In this type of scam, the sender, generally through an email, requests help in facilitating the transfer of a substantial sum of money. In return, the sender offers a commission, usually in the range of several million dollars. The scammers then request that money be sent to pay for some of the costs associated with the transfer. Once money is sent to the scammers, they will either disappear immediately or try to get more money with claims of continued problems with the transfer.
In such matters the victims normally allege that they have received emails from unknown sources wherein they have been informed that:
• Either they have won a lottery worth millions of dollars; or
• Their help is required for transferring of illegal money from some African Country; or
• They have been selected for an overseas job, generally a hotel job in some European/American country; or
• Goods are offered at throwaway prices; or
• In some cases, the victim's address book in her emailing list is compromised and emails sent to all her contacts from her ID asking for money to bail out from a perilous situation;
The victims are trapped in a phased manner and are generally made to deposit a huge amount of money either as money transfer fee, payment of taxes or transportation cost.
The victims apparently receive a spam email and respond to the same and ends up paying money to some unknown persons for a nonexistent purpose.
Such crimes are generally carried out from foreign locations. Money is either deposited in offshore accounts or in some courier account in India.

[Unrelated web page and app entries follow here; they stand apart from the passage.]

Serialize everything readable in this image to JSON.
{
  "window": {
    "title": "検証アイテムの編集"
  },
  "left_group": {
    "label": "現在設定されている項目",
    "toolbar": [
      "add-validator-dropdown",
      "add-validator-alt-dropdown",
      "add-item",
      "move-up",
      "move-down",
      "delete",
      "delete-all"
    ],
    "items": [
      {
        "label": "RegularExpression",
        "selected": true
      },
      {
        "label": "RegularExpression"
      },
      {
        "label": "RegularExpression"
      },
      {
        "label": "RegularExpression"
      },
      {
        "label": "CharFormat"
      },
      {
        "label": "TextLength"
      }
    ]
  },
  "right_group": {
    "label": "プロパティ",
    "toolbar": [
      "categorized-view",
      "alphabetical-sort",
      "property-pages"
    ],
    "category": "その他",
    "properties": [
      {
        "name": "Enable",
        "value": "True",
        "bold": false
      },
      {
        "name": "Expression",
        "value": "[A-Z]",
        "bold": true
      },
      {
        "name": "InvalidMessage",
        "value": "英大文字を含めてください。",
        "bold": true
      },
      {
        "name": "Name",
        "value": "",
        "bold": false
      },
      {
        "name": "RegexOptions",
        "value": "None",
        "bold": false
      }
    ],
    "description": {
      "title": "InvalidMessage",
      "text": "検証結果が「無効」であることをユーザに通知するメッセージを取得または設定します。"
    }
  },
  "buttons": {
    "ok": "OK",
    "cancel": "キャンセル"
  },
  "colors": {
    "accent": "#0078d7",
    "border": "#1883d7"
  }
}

1. Do not chat with strangers over net. Fraudsters and scammers prowl on the internet looking for victims.
2. Never send money or give credit card details, online account details or copies of personal documents to anyone you don’t know or trust and never by email.
3. Avoid any arrangement with a stranger who asks for up-front payment via money order, wire transfer, international funds transfer, pre-loaded card or electronic currency. It is rare to recover money sent this way.
4. Do not agree to transfer money for any unknown person. Money laundering is a criminal offence.
5. Verify the identity of the contact by calling the relevant organization directly – find them through an independent source such as a phone book or online search. Do not use the contact details provided in the message sent to you.
6. Check credentials of foreign enteties through the concerned Embassies and High Commissions, Counselates etc.
7. Do an internet search using the names or exact wording of the letter/email to check for any references to a scam – many scams can be identified this way.
8. If you think it’s a scam, don't respond — scammers will use a personal touch to play on your emotions to get what they want.
9. Remember there are no get-rich-quick schemes: if it sounds too good to be true it probably is a trap.
1. Immediately send blocking request to the concerned service provider through their support or helpdesk and try to retrieve the access by following the procedure mentioned by them.
2. Immediately send an email to all your contact from any alternative email not to respond to emails coming from the hacked email.
3. If any transaction was made, immediately contact the concerned bank to stop the transfer.
1. Take a print out of the alleged email along with its full header of the email
2. Take full header only from the first recievier email account (not the forwarded one).
3. Take Bank statement from the victim’s account.
4. Collect Details of the alleged transaction made.
5. Lodge a complaint in your nearest Police Station explaining complete incidence along with the above mentioned documents.
6. Save the soft copy of all above mentioned documents and provide them to the Investigating Officer on a CD-R.